Perhaps I am over-simplifying it but I don't think so. To my businessmind I'd be trying hard to deliver a damned good and above all reliable service and carrying everything I could to grow profits and revenues. Particularly in challenging business times.

Now I am sure that some executives of shipping lines are reading this blog and thinking Skelton just doesn't understand. "He's been around long enough to know it's about maximising the utilisation of the ships we have in service to make a profit. Sometimes this means we have to leave cargo behind." I realise delivering a profit is a business imperative but in some circumstances is it worth the long term cost of abandoning your word and thus losing customer focus?

Lets get back to basics. I think to abandon your word is short sighted. Long term success in business means taking long term views of the business relationships you enter into and realising there will be highs and lows but because you have given your word, you stick by your customer through thick and thin.

It's about being committed enough to the relationship to take the good with the bad. Lets not forget that many ship owners have enjoyed incredible boom times prior to the GFC. The likes of which had never been seen before.

So now times are pretty tough and some of these carriers, while delivering appalling booking reliability, are arrogant enough to still think they deserve and can demand 100% loyalty from shippers and forwarders while at the same time not offer anything in damages when they leave cargo behind. To be frank they don't deserve loyalty because they haven't earned it.

My customers have long memories for bad service and many of them will go out of their way to avoid and punish carriers who have inconvenienced and cost them money before. Right now with times being tough for them too, they are less forgiving than ever.
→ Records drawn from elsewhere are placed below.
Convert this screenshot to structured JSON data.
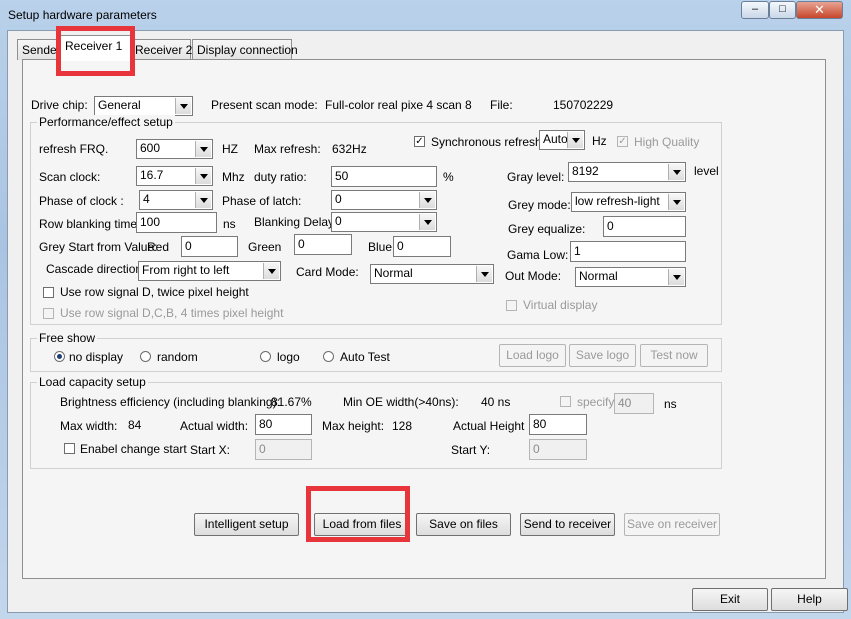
{
  "window": {
    "title": "Setup hardware parameters",
    "min": "–",
    "max": "□",
    "close": "✕"
  },
  "tabs": [
    "Sende",
    "Receiver 1",
    "Receiver 2",
    "Display connection"
  ],
  "top": {
    "drive_chip_label": "Drive chip:",
    "drive_chip_value": "General",
    "present_scan_label": "Present scan mode:",
    "present_scan_value": "Full-color real pixe 4 scan 8",
    "file_label": "File:",
    "file_value": "150702229"
  },
  "perf": {
    "title": "Performance/effect setup",
    "refresh_label": "refresh FRQ.",
    "refresh_value": "600",
    "hz": "HZ",
    "max_refresh_label": "Max refresh:",
    "max_refresh_value": "632Hz",
    "sync_label": "Synchronous refresh",
    "sync_value": "Auto",
    "sync_unit": "Hz",
    "hq_label": "High Quality",
    "scan_clock_label": "Scan clock:",
    "scan_clock_value": "16.7",
    "mhz": "Mhz",
    "duty_label": "duty ratio:",
    "duty_value": "50",
    "pct": "%",
    "gray_level_label": "Gray level:",
    "gray_level_value": "8192",
    "level": "level",
    "phase_clock_label": "Phase of clock :",
    "phase_clock_value": "4",
    "phase_latch_label": "Phase of latch:",
    "phase_latch_value": "0",
    "grey_mode_label": "Grey mode:",
    "grey_mode_value": "low refresh-light",
    "row_blank_label": "Row blanking time",
    "row_blank_value": "100",
    "ns": "ns",
    "blank_delay_label": "Blanking Delay:",
    "blank_delay_value": "0",
    "grey_eq_label": "Grey equalize:",
    "grey_eq_value": "0",
    "grey_start_label": "Grey Start from Value:",
    "red_label": "Red",
    "red_value": "0",
    "green_label": "Green",
    "green_value": "0",
    "blue_label": "Blue",
    "blue_value": "0",
    "gama_label": "Gama Low:",
    "gama_value": "1",
    "cascade_label": "Cascade direction:",
    "cascade_value": "From right to left",
    "card_mode_label": "Card Mode:",
    "card_mode_value": "Normal",
    "out_mode_label": "Out Mode:",
    "out_mode_value": "Normal",
    "row_signal_d_label": "Use row signal D, twice pixel height",
    "row_signal_dcb_label": "Use row signal D,C,B, 4 times pixel height",
    "virtual_label": "Virtual display",
    "check": "✓"
  },
  "free_show": {
    "title": "Free show",
    "options": [
      "no display",
      "random",
      "logo",
      "Auto Test"
    ],
    "load_logo": "Load logo",
    "save_logo": "Save logo",
    "test_now": "Test now"
  },
  "load_cap": {
    "title": "Load capacity setup",
    "bright_label": "Brightness efficiency (including blanking):",
    "bright_value": "81.67%",
    "min_oe_label": "Min OE width(>40ns):",
    "min_oe_value": "40 ns",
    "specify_label": "specify",
    "specify_value": "40",
    "ns": "ns",
    "max_width_label": "Max width:",
    "max_width_value": "84",
    "actual_width_label": "Actual width:",
    "actual_width_value": "80",
    "max_height_label": "Max height:",
    "max_height_value": "128",
    "actual_height_label": "Actual Height",
    "actual_height_value": "80",
    "enable_change_label": "Enabel change start",
    "start_x_label": "Start X:",
    "start_x_value": "0",
    "start_y_label": "Start Y:",
    "start_y_value": "0"
  },
  "actions": {
    "intelligent": "Intelligent setup",
    "load_files": "Load from files",
    "save_files": "Save on files",
    "send_receiver": "Send to receiver",
    "save_receiver": "Save on receiver"
  },
  "footer": {
    "exit": "Exit",
    "help": "Help"
  },
  "colors": {
    "highlight": "#e8343b",
    "title_bg": "#b9d1ea",
    "close_btn": "#c7452b"
  }
}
We are fortunate that most of our customers are understanding enough to know that because we, as freight forwarders, don't own the ships we are reliant on the shipping lines to perform.

In previous blog posts I have referred to three great mates of mine that I get together with a few times a year to discuss business and life over a long lunch. One of the boys coined a phrase that resonated with us all and I think is relevant to share in light of peoples abilities to keep their word.

It is, "Tough times don't build character. They reveal character".

I invite you to comment on this blog and share any short shipment war stories you may have by going to .If you are one of the offending shipping lines, then I am sure my readers would like to hear your perspective too.

All for now,

Brad Skelton

The Shipping Bloke